- Temporary leave to remain for between 1-5 years
- A refusal, applicants may appeal against a refusal and can remain in the UK whilst appealing.
If the appeal is unsuccessful they must return to their home country. Until they receive a decision as to whether or not they are a refugee, they are known as an asylum seeker.
The 1951 Refugee Convention guarantees anyone the right to apply for asylum in another country that has also signed the Convention. It also guarantees that they can remain there until their claim has been processed.
Refugees - In the UK, refugees are people who have been granted asylum and have the right to stay in the UK.
How are these people being classed as asylum seekers when they are actually economic illegal migrants?
Where people are claiming asylum from the Home Office, they are recognised as asylum seekers and are waiting for their asylum application to be assessed.
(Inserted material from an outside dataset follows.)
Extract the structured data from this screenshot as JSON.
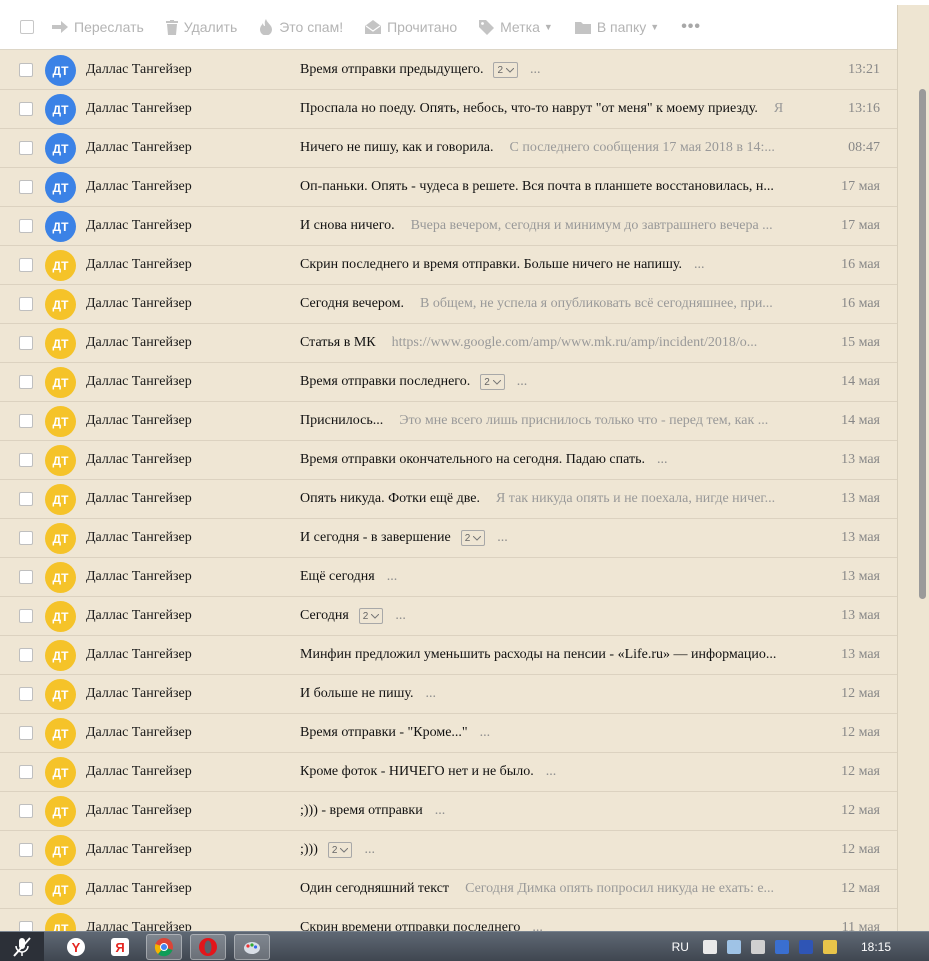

Under international law, anyone has the right to apply for asylum in any country that has signed the 1951 Convention Relating to the Status of Refugees, and to remain there until the authorities have assessed their claim. This is a legal process.
An asylum seeker is someone who has left their country, often suddenly, because they are faced with persecution, war or violence and cannot get protection there. Many have fled war-torn countries, were trafficked to the UK or faced persecution and violence. They have temporary accommodation until their asylum request has been processed.
The UK asylum system is strictly controlled and complex. However, the majority of asylum claims are successful. In the year ending June 2022, 76% of initial decisions resulted in a grant of asylum or other form of protection. (Source, Home Office statistics.) The Home Office are responsible for processing claims for asylum and aim to process those applications within six months.
Where asylum is granted, people are recognised as refugees under the 1951 Refugee Convention and are allowed to remain in the UK for five years. At the end of five years, subject to the outcome of any review and to the policies in place at the time, people can seek indefinite leave to remain.
Is it the case that several of the asylum seekers have already absconded?
The Home Office does not comment on individual cases.
We do however know that some asylum seekers even in the UK, remain at high risk of human trafficking and modern slavery. The Home Office are working to tackle this illegal activity.
If you suspect someone is a victim of trafficking and modern slavery, please report to local police on 101 or call 999 in an emergency. You can also make an anonymous call to Crimestoppers on 0800 555 111.
If those living at the hotel have asylum granted, are they going to be moved into accommodation in South Staffordshire, or do they have a choice of where they want to go in the UK?
Where asylum is granted, people are recognised as refugees under the 1951 Refugee Convention and are allowed to remain in the UK for five years. Where the Home Office grants asylum, people will be given a Residence Permit; an identity document allowing the person to work, study, access public funds and find a place to live.
There is no rule to say people must settle where they have been staying while seeking asylum.
What is the actual cost of homing those seeking asylum in South Staffordshire?
This is not information we hold.
The Home Office are responsible for those staying at the hotel in South Staffordshire. The council are not receiving any funding to support those staying at the hotel.
Why has South Staffordshire Council decided to publish this information on the website when other councils have not?
Many other local councils have published similar information. We realised local people in South Staffordshire had a lot of questions about those seeking asylum in the area, so developed these frequently asked questions to help explain what is happening and why.
For more information on Refugees and Asylum Seekers
Refugee Action: Facts about refugees - Refugee Action (refugee-action.org.uk)
Migrant Help: Migrant Help (migranthelpuk.org)